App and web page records
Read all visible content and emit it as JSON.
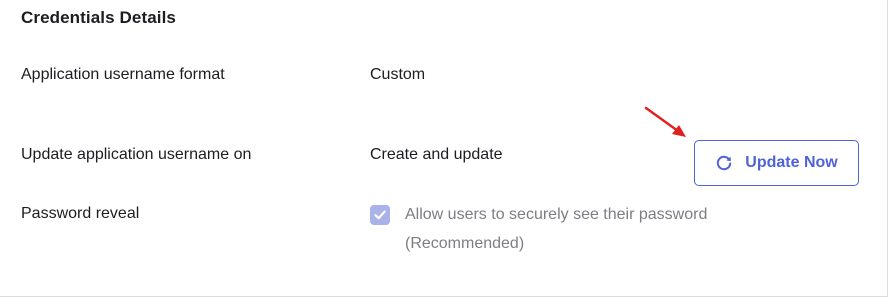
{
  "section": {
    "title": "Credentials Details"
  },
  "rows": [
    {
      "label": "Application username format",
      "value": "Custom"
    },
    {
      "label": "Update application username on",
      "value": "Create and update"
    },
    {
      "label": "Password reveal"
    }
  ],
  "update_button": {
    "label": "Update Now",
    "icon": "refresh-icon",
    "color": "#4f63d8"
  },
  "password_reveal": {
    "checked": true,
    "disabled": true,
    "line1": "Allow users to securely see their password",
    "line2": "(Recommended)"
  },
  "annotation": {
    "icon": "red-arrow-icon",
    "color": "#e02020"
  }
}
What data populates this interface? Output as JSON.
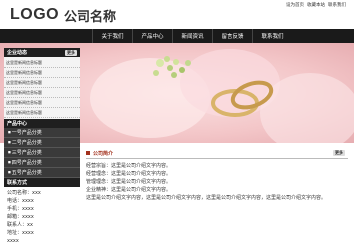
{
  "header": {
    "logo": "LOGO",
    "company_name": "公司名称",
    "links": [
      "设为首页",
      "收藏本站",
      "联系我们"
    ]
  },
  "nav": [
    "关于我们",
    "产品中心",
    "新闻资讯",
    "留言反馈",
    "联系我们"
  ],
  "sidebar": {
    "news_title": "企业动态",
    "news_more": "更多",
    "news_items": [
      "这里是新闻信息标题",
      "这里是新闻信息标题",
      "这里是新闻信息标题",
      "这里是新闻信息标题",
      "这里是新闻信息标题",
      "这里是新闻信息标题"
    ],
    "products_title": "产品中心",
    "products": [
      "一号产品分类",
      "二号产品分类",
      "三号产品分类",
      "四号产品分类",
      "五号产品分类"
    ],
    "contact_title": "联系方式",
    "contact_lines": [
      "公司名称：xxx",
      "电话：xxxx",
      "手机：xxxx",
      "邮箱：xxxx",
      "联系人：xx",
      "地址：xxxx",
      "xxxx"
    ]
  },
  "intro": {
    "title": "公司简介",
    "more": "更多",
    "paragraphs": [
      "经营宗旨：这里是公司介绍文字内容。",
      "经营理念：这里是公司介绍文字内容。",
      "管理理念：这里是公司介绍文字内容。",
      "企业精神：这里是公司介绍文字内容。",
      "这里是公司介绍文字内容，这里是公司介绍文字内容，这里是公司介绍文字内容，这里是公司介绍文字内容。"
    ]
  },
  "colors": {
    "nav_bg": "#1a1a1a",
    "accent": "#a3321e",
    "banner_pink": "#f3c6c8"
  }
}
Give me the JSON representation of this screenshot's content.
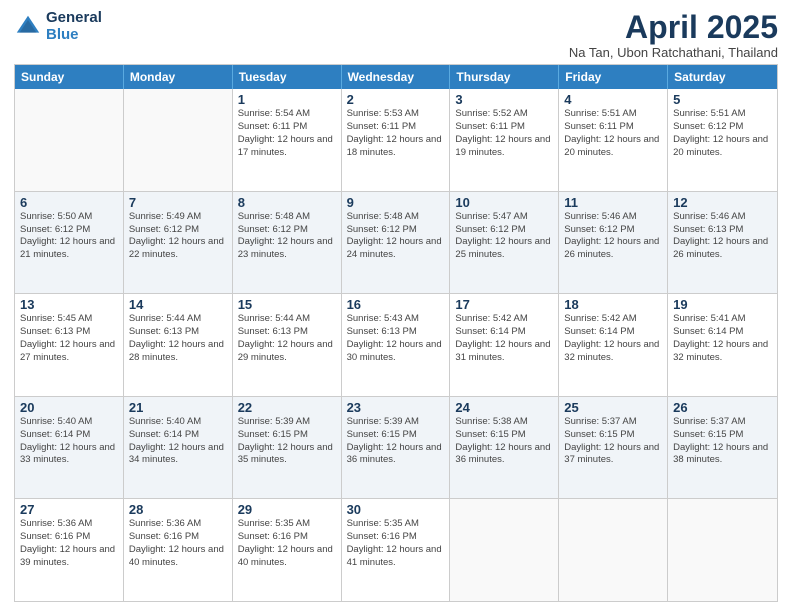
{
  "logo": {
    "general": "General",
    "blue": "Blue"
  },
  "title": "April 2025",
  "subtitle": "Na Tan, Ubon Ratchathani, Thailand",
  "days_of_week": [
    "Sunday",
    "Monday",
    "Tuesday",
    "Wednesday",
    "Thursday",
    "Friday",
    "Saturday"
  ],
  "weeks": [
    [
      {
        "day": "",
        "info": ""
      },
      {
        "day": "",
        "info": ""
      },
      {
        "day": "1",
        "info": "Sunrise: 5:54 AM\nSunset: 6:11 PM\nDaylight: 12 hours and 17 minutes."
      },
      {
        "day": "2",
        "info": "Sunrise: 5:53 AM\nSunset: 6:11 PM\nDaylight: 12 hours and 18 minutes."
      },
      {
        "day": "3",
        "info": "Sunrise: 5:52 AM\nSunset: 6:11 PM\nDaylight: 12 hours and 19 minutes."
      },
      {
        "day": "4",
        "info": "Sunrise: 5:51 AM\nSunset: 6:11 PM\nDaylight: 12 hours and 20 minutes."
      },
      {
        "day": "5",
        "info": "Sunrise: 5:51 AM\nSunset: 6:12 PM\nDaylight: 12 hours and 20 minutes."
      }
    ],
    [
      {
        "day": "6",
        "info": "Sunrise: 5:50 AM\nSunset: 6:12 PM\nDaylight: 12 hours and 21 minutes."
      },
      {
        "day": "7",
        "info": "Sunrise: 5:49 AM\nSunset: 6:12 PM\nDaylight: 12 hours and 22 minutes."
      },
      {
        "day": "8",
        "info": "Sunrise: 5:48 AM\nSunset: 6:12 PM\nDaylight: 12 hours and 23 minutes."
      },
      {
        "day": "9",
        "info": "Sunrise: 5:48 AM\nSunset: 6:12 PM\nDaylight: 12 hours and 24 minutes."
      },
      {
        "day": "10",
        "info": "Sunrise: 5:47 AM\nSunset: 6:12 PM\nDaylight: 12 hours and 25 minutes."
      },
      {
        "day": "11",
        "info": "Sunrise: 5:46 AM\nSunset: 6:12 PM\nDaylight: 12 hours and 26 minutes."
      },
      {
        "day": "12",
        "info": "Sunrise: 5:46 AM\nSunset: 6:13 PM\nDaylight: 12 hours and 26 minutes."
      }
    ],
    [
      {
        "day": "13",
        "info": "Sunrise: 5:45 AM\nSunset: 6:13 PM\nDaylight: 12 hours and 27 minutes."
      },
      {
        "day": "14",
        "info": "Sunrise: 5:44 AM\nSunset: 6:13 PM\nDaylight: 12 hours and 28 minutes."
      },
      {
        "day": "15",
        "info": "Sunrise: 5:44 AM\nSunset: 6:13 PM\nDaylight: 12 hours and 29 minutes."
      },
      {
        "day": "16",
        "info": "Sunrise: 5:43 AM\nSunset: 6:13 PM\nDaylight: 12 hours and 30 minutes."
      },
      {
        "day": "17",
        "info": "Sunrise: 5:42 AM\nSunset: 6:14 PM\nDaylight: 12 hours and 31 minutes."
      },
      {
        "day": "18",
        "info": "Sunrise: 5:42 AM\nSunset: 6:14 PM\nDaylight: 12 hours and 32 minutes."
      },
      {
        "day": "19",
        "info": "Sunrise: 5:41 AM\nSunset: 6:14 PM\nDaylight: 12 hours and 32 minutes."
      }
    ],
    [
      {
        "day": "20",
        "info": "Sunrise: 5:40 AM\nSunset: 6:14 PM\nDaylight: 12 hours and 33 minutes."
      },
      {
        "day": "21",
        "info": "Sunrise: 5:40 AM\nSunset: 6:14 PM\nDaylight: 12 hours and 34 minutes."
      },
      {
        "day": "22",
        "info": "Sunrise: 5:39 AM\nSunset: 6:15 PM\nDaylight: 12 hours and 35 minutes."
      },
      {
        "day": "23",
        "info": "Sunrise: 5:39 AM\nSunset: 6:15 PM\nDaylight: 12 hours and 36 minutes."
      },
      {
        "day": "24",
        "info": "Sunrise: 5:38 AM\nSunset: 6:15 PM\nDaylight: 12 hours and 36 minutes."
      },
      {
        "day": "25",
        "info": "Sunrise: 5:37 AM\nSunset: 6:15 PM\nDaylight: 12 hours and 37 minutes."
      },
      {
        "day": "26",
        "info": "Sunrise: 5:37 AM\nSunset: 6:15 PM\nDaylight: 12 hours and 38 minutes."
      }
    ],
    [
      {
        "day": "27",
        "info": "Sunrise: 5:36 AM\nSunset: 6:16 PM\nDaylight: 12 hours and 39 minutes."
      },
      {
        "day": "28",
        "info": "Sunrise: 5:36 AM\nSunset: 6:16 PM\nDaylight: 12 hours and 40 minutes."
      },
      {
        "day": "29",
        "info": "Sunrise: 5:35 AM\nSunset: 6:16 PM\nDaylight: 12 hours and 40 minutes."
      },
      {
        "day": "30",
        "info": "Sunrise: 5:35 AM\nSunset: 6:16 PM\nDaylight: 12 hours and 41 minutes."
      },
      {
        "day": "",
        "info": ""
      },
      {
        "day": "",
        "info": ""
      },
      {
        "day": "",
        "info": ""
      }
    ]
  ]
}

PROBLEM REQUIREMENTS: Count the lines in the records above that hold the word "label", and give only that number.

TASK RESULT: 4